Who's next in the blockchain queue? West Virginia will launch the blockchain-based pilot versionto conduct mobile voting in 2018 regional elections. And let's not forget about New York, with its Microgrid project being developed specifically for households who want to buy and sell electricity produced by solar panels. Ethereum-based contracts are supposed to solve citizens' old problems — they finally use electricity exactly where it is produced, and, within a day, can exchange solar energy with neighbours, depending on which side of the street is currently better illuminated.
Alibaba Cloud & Waltonchain signed an agreement on strategic cooperation aimed at using blockchain technology in the field of smart cities. The results of the partnership are designed to address the problem of limited resources and services caused by the rapidly-growing megapolis population.
Other countries have also put a tag on the map of blockchain globalization. However, many projects are at the planning stage, rather than the exploitation stage. For example, the German energy company RWE is working on the creation of an Ethereum-based network of charging stations for electric vehicles. Drivers will be able to control the charging process using a special application, and blockchain registry will be responsible for calculating the energy spent, making payments and identifying users. Another outlandish idea is to create a "charging on the fly" opportunity, when the electric car is charged directly during the trip.
The Australian government announced a grant of $8 million for a blockchain project to create ‘smart utilities’, and the Tokyo Electric Power Company (TEPCO) plans to use the technology to prevent a recurrence of the disaster in 2011, when a leak at the Fukushima Daiichi nuclear power plant caused significant and widespread disruption.
The life of metropolises does not stop for a minute, and the launch of new technologies takes time. It may take years before blockchain, which will interact with IoT, artificial intelligence and big data, will be integrated to manage urban services and public infrastructures.

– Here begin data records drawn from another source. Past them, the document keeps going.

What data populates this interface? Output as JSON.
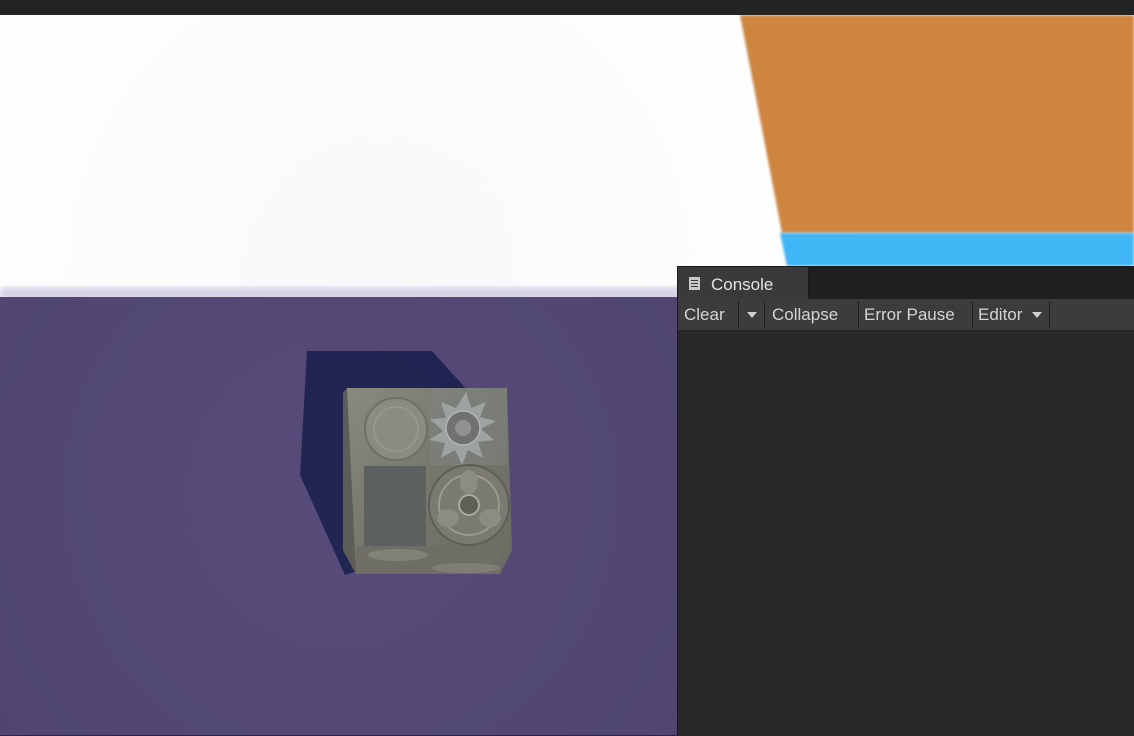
{
  "scene": {
    "colors": {
      "sky": "#fbfcfd",
      "ground": "#534874",
      "orange_wall": "#cd853f",
      "blue_strip": "#40b6f5",
      "shadow": "#1f2350",
      "cube_stone": "#7b7a70"
    }
  },
  "console": {
    "tab_icon": "console-icon",
    "tab_label": "Console",
    "toolbar": {
      "clear_label": "Clear",
      "clear_dropdown_icon": "chevron-down-icon",
      "collapse_label": "Collapse",
      "error_pause_label": "Error Pause",
      "editor_label": "Editor",
      "editor_dropdown_icon": "chevron-down-icon"
    },
    "colors": {
      "background": "#282828",
      "toolbar": "#3c3c3c",
      "text": "#d4d4d4"
    }
  }
}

However, many countries in the world have already embarked on the path of a digital economy and very soon we could see qualitative changes in social, economic and environmental aspects of life, without piles of papers, giant traffic jams, documentation errors and double transactions. Look around you — maybe the city you live in is one of them.